Challenges target a scope of different activities and behaviors. For example, workers can earn points for getting their routine preventive care done in a timely way, for eating five fruits and vegetables a day, or for climbing the most flights of stairs over a set time period.

Participants can track their points by logging on to the Limeade system from work or home, Slattery said.

Last year, employees who earned the maximum number of points were rewarded with one paid day off, called a "wellness floating holiday." This year, the company is doubling its offer.

Workers who earn a total of 4,000 points get two paid days off. Steady participants also are entered in quarterly drawings for an extra day off and gadgets like Amazon Kindles, Nintendo Wiis and Apple iPads.

The program is flexible enough to adapt to the needs of a diverse employee population, some of whom bike to work and others who are more sedentary, Slattery said. "You need to provide a little bit of everything."

A focus on wellness has helped Florida's Sarasota County government notch a 3 percent drop in the cost of health care premiums this year, said Angela Gustafson, a registered nurse and the county's wellness-development adviser.

Sarasota County, which employs 3,200 people, offers 33 on-site group exercise classes over staggered lunch hours and before and after work, she said. Nearly a third of the classes, including spinning, yoga and Zumba, are taught by qualified worker volunteers.

Workers also can take advantage of four free sessions a year with a personal trainer.
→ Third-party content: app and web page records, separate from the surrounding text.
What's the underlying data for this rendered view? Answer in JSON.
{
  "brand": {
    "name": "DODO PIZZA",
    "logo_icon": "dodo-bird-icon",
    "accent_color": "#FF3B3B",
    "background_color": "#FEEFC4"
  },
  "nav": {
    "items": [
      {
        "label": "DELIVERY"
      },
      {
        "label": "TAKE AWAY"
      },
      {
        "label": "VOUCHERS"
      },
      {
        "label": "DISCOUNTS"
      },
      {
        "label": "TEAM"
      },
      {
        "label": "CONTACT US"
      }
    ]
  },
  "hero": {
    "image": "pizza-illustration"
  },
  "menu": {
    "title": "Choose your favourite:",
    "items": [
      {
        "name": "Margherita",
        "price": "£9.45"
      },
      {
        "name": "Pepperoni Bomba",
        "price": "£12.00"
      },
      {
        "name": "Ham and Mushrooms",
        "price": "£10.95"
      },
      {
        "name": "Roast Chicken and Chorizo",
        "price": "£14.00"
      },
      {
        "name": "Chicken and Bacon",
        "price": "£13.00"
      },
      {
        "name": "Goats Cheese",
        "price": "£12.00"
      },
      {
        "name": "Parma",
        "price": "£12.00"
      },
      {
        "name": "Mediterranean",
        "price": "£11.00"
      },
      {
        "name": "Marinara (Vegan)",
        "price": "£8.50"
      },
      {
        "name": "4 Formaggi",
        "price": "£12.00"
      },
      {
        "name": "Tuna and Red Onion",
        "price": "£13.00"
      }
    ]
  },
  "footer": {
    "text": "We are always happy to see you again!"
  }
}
That benefit has boosted use of the county's five fitness centers, Gustafson said, but gym-averse employees can tap trainers to start a fitness regimen as simple as walking.

Those who complete their four free sessions also get $25. Workers can earn up to $100 a year by participating in various wellness activities.

Helping workers to better cope with stress is a priority as well. The county has seen lower medical and prescription-drug spending among 911 operators since launching a stress-management program called Heart Math in 2009, she said.

After seeing good results from a program where employees with medical conditions worked with a dietician, the county is changing its health coverage to allow workers to see the dietician for free even if they don't have a specific diagnosis, Gustafson said.

Where Sarasota County takes a hard line is with job applicants who smoke. It won't hire them.

Tobacco use is often where wellness benefits are the richest or most punitive. It's not uncommon for large employers to offer incentives of $250 or more to entice smokers to quit, Heinen said. But a small number tack a surcharge onto tobacco users' health-insurance premiums.

One Webcor employee, 56-year-old Karen Thayer, got hooked on the stair challenge. The result: She lost 50 pounds over six months and was able to stop using one of her blood-pressure medications. She also got an extra day off and won an Apple Touch at a quarterly raffle.

"I never thought I would be able to do the stairs," she said. But she was determined to work through the pain from a knee replacement and other physical hurdles.

Now she can climb 36 flights in 15 minutes. Thayer said she's confident she can lose another 40 pounds. "It definitely came from a behavior change because of the program that I constantly got out there and did it and did it and did it.

"When I started doing the stairs, the strength in my knees came back because it's really important to keep the strength up in the muscle groups around your knees. It's really made a big difference," she said.